Down syndrome is also known as "Trisomy 21" which is a genetic disorder caused by the presence of extra genetic material from part or all of an extra 21st chromosome.
Down syndrome is named after John Langdon Down, the British doctor who described it in 1866. The extra genetic material causes delays in the way a child develops, and often leads to mental retardation. In general, symptoms of Down syndrome can vary widely from child to child. While some kids with Down syndrome need a lot of medical attention, others lead very healthy and independent lives.

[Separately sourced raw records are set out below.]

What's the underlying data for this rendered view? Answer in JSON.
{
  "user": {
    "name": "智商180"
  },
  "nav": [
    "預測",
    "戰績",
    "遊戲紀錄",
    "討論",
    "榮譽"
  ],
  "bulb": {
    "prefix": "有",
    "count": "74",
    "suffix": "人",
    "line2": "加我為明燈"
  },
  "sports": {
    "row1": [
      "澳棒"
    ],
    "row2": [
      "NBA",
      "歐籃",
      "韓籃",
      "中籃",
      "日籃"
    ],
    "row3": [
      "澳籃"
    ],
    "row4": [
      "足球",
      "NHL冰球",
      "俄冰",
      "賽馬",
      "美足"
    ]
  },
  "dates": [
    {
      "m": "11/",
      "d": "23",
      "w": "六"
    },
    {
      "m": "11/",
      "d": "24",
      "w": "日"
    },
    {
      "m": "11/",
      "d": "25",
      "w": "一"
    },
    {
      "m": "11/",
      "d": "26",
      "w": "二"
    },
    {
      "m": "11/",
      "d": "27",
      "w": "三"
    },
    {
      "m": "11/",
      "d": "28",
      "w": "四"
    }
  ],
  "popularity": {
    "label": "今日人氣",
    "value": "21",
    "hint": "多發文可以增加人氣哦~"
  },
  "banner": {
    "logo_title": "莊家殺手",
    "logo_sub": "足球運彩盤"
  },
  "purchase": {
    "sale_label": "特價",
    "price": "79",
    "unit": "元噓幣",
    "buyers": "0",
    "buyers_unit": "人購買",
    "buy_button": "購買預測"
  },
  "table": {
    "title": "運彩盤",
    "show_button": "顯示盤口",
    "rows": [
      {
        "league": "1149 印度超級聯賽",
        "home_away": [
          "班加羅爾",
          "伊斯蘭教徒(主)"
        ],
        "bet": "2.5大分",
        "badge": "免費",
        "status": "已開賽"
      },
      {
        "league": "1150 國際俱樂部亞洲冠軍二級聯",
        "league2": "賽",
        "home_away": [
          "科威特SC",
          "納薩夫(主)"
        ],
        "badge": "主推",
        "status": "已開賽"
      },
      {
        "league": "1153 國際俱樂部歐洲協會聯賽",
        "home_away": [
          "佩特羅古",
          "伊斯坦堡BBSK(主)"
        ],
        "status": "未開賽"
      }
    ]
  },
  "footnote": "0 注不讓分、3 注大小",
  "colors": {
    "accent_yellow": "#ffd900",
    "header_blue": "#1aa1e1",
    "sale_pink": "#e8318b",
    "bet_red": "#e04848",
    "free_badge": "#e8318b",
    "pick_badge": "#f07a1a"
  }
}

Normally, at the time of conception a baby inherits genetic information from its parents in the form of 46 chromosomes: 23 from the mother and 23 from the father. In most cases of Down syndrome, however, a child gets an extra chromosome — for a total of 47 chromosomes instead of 46. It's this extra genetic material that causes the physical and cognitive delays associated with Down syndrome.
Although no one knows for sure why Down syndrome occurs and there's no way to prevent the chromosomal error that causes it, scientists do know that as women get older they have a significantly higher risk of having a child with the condition. Down syndrome affects about 1 in every 800 babies born, with a lower risk in younger women and a higher risk in older women. At age 30, for example, a woman has less than a 1 in 1,000 chance of conceiving a child with Down syndrome. Those odds increase to 1 in 400 by age 35. By 42, it jumps to about 1 in 60.
Risk table from: From Hook EB. JAMA 249: 2034-2038, 1983